“The interest is there,” Fronstin said.
Benefits firm Mercer said about 10 percent of large employers, including CalPERS and Safeway, currently use some form of reference pricing, and 22 percent are considering it.
Some additional restrictions would apply to coverage sold to individuals and small businesses through the federal and state online marketplaces. Experts say they aren’t aware of such plans currently using reference pricing.
4) BUT AREN’T I PROTECTED FROM THESE COSTS BY THE HEALTH LAW’S ANNUAL CAP ON CONSUMER COSTS?
Not in this case. The health law caps what consumers can be required to pay annually toward in-network care through deductibles or other cost sharing to $6,350 for an individual, or $12,700 for a family. But costs incurred by workers who choose providers that charge more than the reference price will not count toward that limit, according to the FAQ. Essentially consumers who spend more than the reference price are considered to be going “out of network” for their care.
Consumer groups fear that if employers don’t clearly explain the choices, workers could unwittingly be on the hook for thousands of dollars, with no upper limit. Economists and policy experts say reference pricing can’t work if enrollees aren’t held accountable for choosing more expensive providers. If the costs were counted towards enrollees’ annual cap, insurers would be on the hook to pay the difference and providers would have no incentive to lower prices.

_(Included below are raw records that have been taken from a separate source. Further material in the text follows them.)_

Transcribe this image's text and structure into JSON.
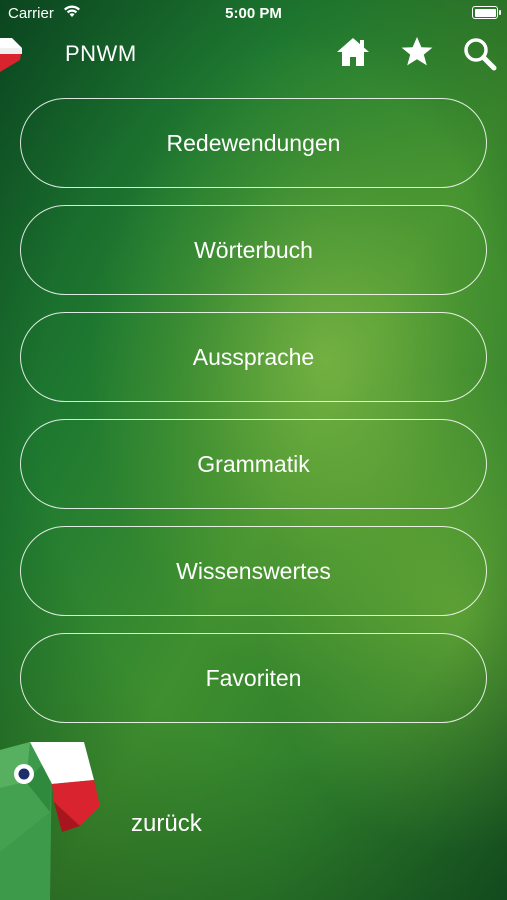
{
  "status_bar": {
    "carrier": "Carrier",
    "time": "5:00 PM",
    "icons": [
      "wifi-icon",
      "battery-icon"
    ]
  },
  "nav": {
    "title": "PNWM",
    "icons": [
      "home-icon",
      "star-icon",
      "search-icon"
    ]
  },
  "menu": {
    "items": [
      {
        "label": "Redewendungen"
      },
      {
        "label": "Wörterbuch"
      },
      {
        "label": "Aussprache"
      },
      {
        "label": "Grammatik"
      },
      {
        "label": "Wissenswertes"
      },
      {
        "label": "Favoriten"
      }
    ]
  },
  "footer": {
    "back_label": "zurück"
  },
  "colors": {
    "background_dark": "#0f5428",
    "background_light": "#8cc43c",
    "flag_red": "#d9232e",
    "flag_white": "#ffffff",
    "mascot_green": "#3d9a4a"
  }
}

5) DOES IT SAVE MONEY AND FOR WHOM?
Fronstin and other economists say reference pricing can save money for employers when applied to high-cost services where there are big pricing variations and consumers have the time and information to shop for the best option. It won’t work, for example, with emergency care, or other situations where consumers have no time or ability to compare prices. Because the approach relies on market pressure, it also would not work well in areas with only a few medical providers, or where price and quality information is not made available, either by the providers or the employers using reference pricing. Nor would it work well if consumers face no financial consequences for selecting the costlier options. An analysis of the California effort found that CalPERS saved an estimated $5.5 million in 2011 and 2012 from the joint replacement surgery program, with more than 85 percent of the savings coming from hospitals lowering their prices to meet the cap. Whether savings from reference pricing are passed onto consumers in the form of stable or lowered premiums remains to be seen.
6) BUT DON’T HIGHER PRICES MEAN HIGHER- QUALITY SERVICES?
No, most studies have found that higher prices do not necessarily mean higher quality care, but consumer groups are concerned that insurers and employers rank quality, as well as cost of different providers. That might be difficult since there may be little information comparing the quality of one provider with another for many procedures, such as colonoscopies. CalPERS gathered data on joint replacement when it set up its reference price system, finding no differences among high- and low-priced facilities when considering measures such as infection and readmission rates, according to a report from the Center for Studying Health System Change, a nonpartisan Washington, D.C. think tank. In its first year, the system had 45 hospitals meeting the reference price, and that grew to 54 in the second year.
Fri, May 23 2014